## Problem to solve
Output all of the data exactly, keeping any images out of the copy.

[Recorded information — start]

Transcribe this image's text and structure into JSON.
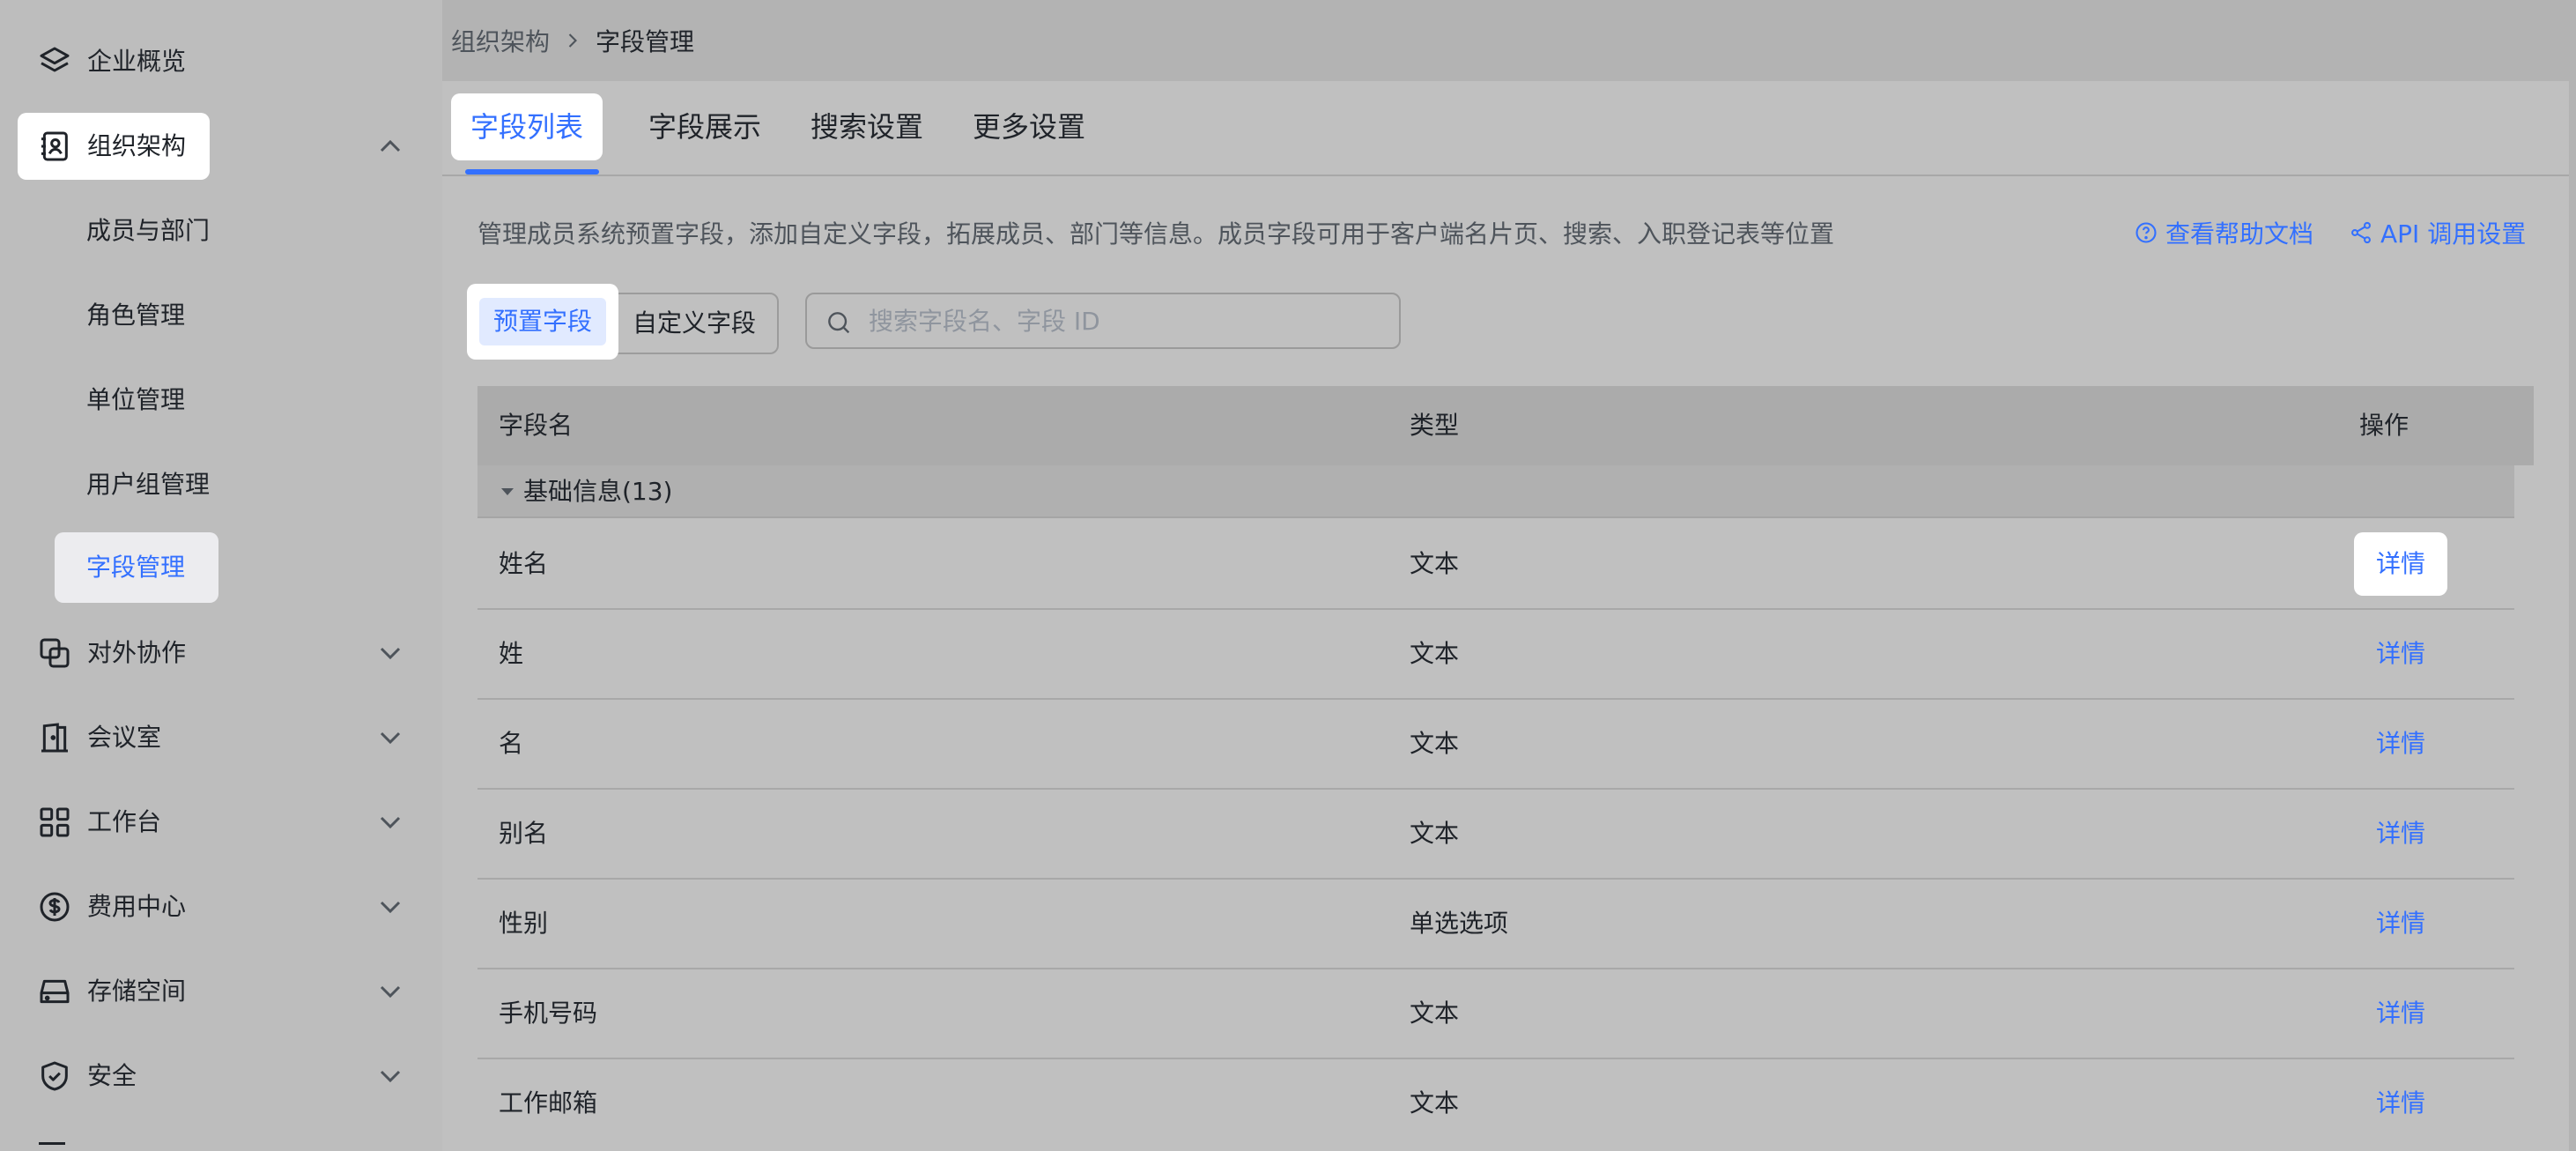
{
  "sidebar": {
    "items": [
      {
        "label": "企业概览",
        "icon": "layers-icon"
      },
      {
        "label": "组织架构",
        "icon": "contacts-book-icon"
      },
      {
        "label": "对外协作",
        "icon": "link-squares-icon"
      },
      {
        "label": "会议室",
        "icon": "door-icon"
      },
      {
        "label": "工作台",
        "icon": "grid-icon"
      },
      {
        "label": "费用中心",
        "icon": "dollar-circle-icon"
      },
      {
        "label": "存储空间",
        "icon": "hard-drive-icon"
      },
      {
        "label": "安全",
        "icon": "shield-check-icon"
      }
    ],
    "sub_items": [
      "成员与部门",
      "角色管理",
      "单位管理",
      "用户组管理",
      "字段管理"
    ],
    "active_sub": "字段管理"
  },
  "breadcrumb": {
    "parent": "组织架构",
    "current": "字段管理"
  },
  "tabs": [
    "字段列表",
    "字段展示",
    "搜索设置",
    "更多设置"
  ],
  "active_tab": "字段列表",
  "description": "管理成员系统预置字段，添加自定义字段，拓展成员、部门等信息。成员字段可用于客户端名片页、搜索、入职登记表等位置",
  "links": {
    "help": "查看帮助文档",
    "api": "API 调用设置"
  },
  "segment": {
    "preset": "预置字段",
    "custom": "自定义字段"
  },
  "search": {
    "placeholder": "搜索字段名、字段 ID",
    "value": ""
  },
  "table": {
    "headers": {
      "name": "字段名",
      "type": "类型",
      "op": "操作"
    },
    "group": "基础信息(13)",
    "rows": [
      {
        "name": "姓名",
        "type": "文本",
        "op": "详情"
      },
      {
        "name": "姓",
        "type": "文本",
        "op": "详情"
      },
      {
        "name": "名",
        "type": "文本",
        "op": "详情"
      },
      {
        "name": "别名",
        "type": "文本",
        "op": "详情"
      },
      {
        "name": "性别",
        "type": "单选选项",
        "op": "详情"
      },
      {
        "name": "手机号码",
        "type": "文本",
        "op": "详情"
      },
      {
        "name": "工作邮箱",
        "type": "文本",
        "op": "详情"
      }
    ]
  },
  "colors": {
    "accent": "#3370ff",
    "text": "#1f2329",
    "secondary": "#4e545b"
  }
}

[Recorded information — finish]

## Response box
Transcribe this image's text and structure into JSON.
{
  "sidebar": {
    "items": [
      {
        "label": "企业概览",
        "icon": "layers-icon"
      },
      {
        "label": "组织架构",
        "icon": "contacts-book-icon"
      },
      {
        "label": "对外协作",
        "icon": "link-squares-icon"
      },
      {
        "label": "会议室",
        "icon": "door-icon"
      },
      {
        "label": "工作台",
        "icon": "grid-icon"
      },
      {
        "label": "费用中心",
        "icon": "dollar-circle-icon"
      },
      {
        "label": "存储空间",
        "icon": "hard-drive-icon"
      },
      {
        "label": "安全",
        "icon": "shield-check-icon"
      }
    ],
    "sub_items": [
      "成员与部门",
      "角色管理",
      "单位管理",
      "用户组管理",
      "字段管理"
    ],
    "active_sub": "字段管理"
  },
  "breadcrumb": {
    "parent": "组织架构",
    "current": "字段管理"
  },
  "tabs": [
    "字段列表",
    "字段展示",
    "搜索设置",
    "更多设置"
  ],
  "active_tab": "字段列表",
  "description": "管理成员系统预置字段，添加自定义字段，拓展成员、部门等信息。成员字段可用于客户端名片页、搜索、入职登记表等位置",
  "links": {
    "help": "查看帮助文档",
    "api": "API 调用设置"
  },
  "segment": {
    "preset": "预置字段",
    "custom": "自定义字段"
  },
  "search": {
    "placeholder": "搜索字段名、字段 ID",
    "value": ""
  },
  "table": {
    "headers": {
      "name": "字段名",
      "type": "类型",
      "op": "操作"
    },
    "group": "基础信息(13)",
    "rows": [
      {
        "name": "姓名",
        "type": "文本",
        "op": "详情"
      },
      {
        "name": "姓",
        "type": "文本",
        "op": "详情"
      },
      {
        "name": "名",
        "type": "文本",
        "op": "详情"
      },
      {
        "name": "别名",
        "type": "文本",
        "op": "详情"
      },
      {
        "name": "性别",
        "type": "单选选项",
        "op": "详情"
      },
      {
        "name": "手机号码",
        "type": "文本",
        "op": "详情"
      },
      {
        "name": "工作邮箱",
        "type": "文本",
        "op": "详情"
      }
    ]
  },
  "colors": {
    "accent": "#3370ff",
    "text": "#1f2329",
    "secondary": "#4e545b"
  }
}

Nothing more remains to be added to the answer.